A Christian’s Perspective On Gay Marriage: It’s All About Love


If you’re a Christian and you’re wondering “how to respond” to all the hype surrounding gay marriage these days, here are a few things to consider.  I am purposely leaving out my personal political opinions on this issue.

Christian Thoughts:

1.  The “gay marriage” issue has been a major dividing point among conservatives & liberals, christians & non-christians for many years now.  I can barely remember a time before this became such a polarizing topic among my friends.  I think it’s unfortunate that Christians have drawn so much public attention to their opposition of gay marriage because it has truly caused this issue to turn into a cultural war.  I’m afraid Christians are fighting this war at Christ’s expense.  The truth is that we have spent too much of our time condemning gay marriage and not enough time meeting people where they are at and caring for and loving these individuals.

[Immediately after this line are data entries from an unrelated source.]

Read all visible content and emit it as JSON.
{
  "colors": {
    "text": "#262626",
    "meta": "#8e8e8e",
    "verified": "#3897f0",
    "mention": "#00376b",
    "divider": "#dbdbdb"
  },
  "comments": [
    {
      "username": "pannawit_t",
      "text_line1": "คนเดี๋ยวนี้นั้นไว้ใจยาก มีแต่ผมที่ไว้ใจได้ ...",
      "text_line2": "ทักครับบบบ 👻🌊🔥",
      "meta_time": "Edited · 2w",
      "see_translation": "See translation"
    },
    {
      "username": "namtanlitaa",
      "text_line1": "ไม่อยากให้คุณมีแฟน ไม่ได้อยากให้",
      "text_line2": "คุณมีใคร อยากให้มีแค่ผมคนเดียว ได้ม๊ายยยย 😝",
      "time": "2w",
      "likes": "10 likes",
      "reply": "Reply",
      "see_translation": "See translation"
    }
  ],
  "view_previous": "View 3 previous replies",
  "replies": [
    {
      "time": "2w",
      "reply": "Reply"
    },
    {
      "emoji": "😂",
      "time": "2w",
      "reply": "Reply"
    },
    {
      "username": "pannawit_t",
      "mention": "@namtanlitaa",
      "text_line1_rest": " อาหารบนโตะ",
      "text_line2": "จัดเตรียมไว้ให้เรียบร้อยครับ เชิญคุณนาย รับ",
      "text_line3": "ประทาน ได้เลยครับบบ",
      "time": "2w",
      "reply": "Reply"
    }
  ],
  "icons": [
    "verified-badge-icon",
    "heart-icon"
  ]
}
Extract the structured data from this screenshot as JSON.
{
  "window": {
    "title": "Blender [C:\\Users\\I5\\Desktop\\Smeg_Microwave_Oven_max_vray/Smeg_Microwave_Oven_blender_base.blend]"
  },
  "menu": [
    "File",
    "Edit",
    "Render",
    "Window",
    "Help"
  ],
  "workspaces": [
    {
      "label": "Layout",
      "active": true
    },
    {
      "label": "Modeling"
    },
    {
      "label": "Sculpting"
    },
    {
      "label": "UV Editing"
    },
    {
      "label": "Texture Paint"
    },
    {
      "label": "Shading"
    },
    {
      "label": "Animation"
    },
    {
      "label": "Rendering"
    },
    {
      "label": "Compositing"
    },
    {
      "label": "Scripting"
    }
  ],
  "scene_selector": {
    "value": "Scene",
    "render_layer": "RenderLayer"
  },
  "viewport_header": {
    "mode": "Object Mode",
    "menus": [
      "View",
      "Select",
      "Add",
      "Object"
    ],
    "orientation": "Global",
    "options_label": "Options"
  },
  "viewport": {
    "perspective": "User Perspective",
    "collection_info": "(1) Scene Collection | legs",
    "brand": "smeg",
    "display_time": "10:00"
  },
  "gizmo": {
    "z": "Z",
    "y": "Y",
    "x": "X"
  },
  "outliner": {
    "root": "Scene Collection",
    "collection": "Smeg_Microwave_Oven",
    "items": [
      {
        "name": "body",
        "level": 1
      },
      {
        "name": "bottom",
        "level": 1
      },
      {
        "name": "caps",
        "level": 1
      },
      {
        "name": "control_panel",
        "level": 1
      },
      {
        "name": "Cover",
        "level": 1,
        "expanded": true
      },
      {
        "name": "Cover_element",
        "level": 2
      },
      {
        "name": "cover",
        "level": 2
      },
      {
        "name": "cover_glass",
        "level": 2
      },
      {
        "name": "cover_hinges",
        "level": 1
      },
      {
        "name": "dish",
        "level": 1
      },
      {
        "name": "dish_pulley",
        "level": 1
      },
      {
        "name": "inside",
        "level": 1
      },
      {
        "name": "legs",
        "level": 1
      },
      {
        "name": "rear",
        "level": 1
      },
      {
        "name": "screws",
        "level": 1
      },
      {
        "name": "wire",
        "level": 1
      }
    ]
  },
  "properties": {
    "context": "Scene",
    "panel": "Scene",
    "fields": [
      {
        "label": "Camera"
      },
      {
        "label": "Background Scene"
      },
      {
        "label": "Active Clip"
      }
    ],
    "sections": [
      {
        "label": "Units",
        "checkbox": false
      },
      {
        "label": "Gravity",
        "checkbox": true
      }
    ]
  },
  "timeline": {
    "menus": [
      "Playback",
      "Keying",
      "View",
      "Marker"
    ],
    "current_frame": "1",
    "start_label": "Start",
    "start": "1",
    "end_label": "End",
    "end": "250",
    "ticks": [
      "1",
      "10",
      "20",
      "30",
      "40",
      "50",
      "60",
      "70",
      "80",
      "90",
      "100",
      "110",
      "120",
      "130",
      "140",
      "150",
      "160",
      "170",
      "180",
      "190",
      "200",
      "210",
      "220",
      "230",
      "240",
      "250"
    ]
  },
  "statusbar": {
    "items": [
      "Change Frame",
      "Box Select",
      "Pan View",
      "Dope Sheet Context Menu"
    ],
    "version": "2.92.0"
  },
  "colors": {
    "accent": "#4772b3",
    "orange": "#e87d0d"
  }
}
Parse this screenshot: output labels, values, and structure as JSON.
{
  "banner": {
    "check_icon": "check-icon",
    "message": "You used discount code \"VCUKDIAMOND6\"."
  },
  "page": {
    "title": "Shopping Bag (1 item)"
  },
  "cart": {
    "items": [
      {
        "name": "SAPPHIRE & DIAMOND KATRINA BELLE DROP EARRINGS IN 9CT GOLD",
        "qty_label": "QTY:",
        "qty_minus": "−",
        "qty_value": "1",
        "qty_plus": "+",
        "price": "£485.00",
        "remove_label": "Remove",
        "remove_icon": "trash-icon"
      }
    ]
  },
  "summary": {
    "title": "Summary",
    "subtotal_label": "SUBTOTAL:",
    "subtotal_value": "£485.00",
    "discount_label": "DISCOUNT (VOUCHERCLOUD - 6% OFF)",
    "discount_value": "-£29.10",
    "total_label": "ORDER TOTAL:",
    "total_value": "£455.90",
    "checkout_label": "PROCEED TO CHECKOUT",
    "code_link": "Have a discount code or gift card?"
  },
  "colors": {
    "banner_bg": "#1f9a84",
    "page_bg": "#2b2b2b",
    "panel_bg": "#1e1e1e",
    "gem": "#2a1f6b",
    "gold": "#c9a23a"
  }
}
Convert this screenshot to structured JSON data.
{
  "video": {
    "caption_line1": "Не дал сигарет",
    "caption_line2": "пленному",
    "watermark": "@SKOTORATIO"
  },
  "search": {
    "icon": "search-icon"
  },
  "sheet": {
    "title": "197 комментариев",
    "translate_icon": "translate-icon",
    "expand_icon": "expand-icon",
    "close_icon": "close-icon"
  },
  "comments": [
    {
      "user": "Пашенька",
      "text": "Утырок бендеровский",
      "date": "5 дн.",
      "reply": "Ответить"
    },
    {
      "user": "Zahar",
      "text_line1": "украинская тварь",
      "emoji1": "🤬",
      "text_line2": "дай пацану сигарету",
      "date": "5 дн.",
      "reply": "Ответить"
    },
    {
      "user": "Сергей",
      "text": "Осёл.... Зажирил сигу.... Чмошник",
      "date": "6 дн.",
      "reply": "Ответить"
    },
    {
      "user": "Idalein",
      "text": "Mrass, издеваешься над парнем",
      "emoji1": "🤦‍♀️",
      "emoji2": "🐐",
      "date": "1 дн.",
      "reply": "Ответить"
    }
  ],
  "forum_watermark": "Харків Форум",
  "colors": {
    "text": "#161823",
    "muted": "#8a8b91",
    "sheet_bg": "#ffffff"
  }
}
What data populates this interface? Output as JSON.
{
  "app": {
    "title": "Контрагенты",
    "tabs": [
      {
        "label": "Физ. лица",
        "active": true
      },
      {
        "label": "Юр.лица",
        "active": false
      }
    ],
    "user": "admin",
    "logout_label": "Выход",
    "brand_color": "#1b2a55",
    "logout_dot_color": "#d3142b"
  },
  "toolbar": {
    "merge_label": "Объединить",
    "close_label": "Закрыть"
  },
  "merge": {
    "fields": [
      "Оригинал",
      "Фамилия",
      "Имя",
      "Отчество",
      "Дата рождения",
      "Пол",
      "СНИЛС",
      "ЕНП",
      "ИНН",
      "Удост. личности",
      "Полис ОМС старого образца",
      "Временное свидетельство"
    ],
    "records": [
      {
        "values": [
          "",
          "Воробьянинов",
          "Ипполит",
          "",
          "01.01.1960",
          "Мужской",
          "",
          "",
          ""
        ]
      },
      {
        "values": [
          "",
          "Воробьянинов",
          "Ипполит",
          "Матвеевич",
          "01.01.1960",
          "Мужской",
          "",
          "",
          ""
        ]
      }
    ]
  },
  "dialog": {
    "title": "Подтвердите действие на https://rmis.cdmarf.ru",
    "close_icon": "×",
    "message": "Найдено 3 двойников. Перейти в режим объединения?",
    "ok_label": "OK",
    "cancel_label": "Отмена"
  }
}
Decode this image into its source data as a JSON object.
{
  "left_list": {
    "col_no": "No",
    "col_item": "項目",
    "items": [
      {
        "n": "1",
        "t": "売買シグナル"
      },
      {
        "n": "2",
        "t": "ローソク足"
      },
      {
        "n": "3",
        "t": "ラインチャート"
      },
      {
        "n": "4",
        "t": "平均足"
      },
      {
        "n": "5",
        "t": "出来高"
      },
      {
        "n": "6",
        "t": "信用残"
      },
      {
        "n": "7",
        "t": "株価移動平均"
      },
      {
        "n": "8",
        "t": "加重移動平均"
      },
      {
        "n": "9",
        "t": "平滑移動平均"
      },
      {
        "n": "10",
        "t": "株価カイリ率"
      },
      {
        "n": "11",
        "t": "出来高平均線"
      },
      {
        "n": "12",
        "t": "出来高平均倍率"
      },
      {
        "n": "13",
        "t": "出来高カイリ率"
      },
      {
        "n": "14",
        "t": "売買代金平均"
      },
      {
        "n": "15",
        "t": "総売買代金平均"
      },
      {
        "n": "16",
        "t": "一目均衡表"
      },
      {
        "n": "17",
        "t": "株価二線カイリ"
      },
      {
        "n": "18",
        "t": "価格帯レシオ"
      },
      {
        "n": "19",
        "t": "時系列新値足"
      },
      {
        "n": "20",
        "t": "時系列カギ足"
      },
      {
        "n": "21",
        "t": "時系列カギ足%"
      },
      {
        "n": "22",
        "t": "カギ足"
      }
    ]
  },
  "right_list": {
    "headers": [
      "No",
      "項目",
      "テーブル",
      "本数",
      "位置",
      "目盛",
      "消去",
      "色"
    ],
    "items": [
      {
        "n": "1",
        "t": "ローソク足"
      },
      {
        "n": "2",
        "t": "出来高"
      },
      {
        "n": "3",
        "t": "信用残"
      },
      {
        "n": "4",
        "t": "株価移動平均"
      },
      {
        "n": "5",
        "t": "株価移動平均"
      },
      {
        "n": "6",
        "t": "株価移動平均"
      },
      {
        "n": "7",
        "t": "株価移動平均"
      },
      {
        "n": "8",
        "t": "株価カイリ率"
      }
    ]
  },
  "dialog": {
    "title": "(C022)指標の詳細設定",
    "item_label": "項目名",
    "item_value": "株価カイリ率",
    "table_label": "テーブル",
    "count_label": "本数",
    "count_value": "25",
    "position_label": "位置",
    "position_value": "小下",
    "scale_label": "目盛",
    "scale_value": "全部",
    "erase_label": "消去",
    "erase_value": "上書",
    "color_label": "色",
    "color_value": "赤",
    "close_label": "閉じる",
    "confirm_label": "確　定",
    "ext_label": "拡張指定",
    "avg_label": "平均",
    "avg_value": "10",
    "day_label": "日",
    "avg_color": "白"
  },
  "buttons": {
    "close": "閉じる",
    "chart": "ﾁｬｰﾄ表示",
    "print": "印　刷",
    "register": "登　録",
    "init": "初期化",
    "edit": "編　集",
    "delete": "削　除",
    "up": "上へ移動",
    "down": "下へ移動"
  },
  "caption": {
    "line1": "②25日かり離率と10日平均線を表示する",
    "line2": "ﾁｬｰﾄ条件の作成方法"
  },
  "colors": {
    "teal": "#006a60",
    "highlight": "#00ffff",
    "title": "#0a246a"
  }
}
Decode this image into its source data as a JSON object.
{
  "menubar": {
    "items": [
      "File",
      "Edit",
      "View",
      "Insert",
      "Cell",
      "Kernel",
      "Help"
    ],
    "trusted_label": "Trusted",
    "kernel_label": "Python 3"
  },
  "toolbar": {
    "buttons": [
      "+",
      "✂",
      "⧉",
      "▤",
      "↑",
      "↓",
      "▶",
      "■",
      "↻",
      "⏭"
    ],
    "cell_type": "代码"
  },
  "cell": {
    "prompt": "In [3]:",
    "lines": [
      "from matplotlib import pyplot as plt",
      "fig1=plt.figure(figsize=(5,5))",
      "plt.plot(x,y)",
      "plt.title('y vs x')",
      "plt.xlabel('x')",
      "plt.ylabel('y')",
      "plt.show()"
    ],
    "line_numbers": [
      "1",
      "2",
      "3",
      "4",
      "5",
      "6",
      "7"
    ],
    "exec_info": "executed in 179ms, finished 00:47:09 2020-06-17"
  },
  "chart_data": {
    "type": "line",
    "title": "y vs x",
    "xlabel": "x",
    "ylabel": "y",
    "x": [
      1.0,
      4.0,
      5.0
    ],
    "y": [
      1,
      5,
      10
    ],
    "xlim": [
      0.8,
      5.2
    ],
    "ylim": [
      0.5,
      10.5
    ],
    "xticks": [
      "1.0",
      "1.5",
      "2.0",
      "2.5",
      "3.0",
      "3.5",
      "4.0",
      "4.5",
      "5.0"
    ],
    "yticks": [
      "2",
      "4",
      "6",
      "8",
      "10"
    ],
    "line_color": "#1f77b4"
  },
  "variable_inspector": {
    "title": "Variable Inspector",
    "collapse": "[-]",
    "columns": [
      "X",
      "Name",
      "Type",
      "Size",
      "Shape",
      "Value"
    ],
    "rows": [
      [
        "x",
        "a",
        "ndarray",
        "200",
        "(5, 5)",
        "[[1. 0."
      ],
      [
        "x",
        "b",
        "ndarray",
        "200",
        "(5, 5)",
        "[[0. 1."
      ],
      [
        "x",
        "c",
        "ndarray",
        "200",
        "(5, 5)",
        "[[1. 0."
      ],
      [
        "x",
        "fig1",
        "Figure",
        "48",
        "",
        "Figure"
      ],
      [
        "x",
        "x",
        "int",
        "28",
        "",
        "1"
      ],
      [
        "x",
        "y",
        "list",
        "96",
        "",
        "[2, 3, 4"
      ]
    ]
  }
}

2. Our message needs to change.  All people are hearing is, “If you don’t change your ways, you’re going to hell.”  Christ did not come into the world to condemn the world, and it’s certainly not specific sins that condemn us.  In reality, we’re ALL dead in our sin already and deserve to go to hell.  It’s only through Christ’s love that any of us have hope.  I’m starting to think that reframing this message should be our first priority.

3. All this to say, I do believe that marriage should be between one man and one woman.  I think this sums up my views on marriage best:

Where there is anything that’s designed, there is a designer. Whether it’s a truck, building or train — or even marriage — there is always a mastermind behind the masterpiece. God, the mastermind of marriage, also has a plan for how marriage works best.  It can be overwhelming to try and understand God’s design and plan for marital love because contradicting and varying messages are everywhere: in books, magazines, movies and music. As a result, many couples fall into the trap of looking everywhere but to the Designer to find out what God intended for marriage. If you’ve tried understanding marriage through the world, there’s a better way.

4. My final thought is that this whole issue really does boil down to love.  I have several gay and lesbian friends now and many of them consistently post on Facebook or say that all they want is the right to love whomever they want to love.  I know that there are many reasons for people turning to homosexuality, but in my experience, I feel as though many of my friends who have “come out” in recent years are people who have been deeply hurt by people of the opposite sex or by Christians, and have turned to people of their own sex to find comfort, and ultimately, value.  We have failed these people.  I have failed these people.  It is our responsibility to love these people like Christ loves us.  We are all sinners, yet Christ loved us enough to die on the cross for us in order to save us.  We must lay down our lives in the same way and point not only our homosexual friends to Christ, but everyone we meet.  It really is all about love.

I hope that I have not offended any of my friends or family members with anything that I have said.  That was definitely not my intention.  These are just some of my thoughts on how Christians should respond to the issue of gay marriage as a whole, and how we should approach our gay and lesbian friends and family members.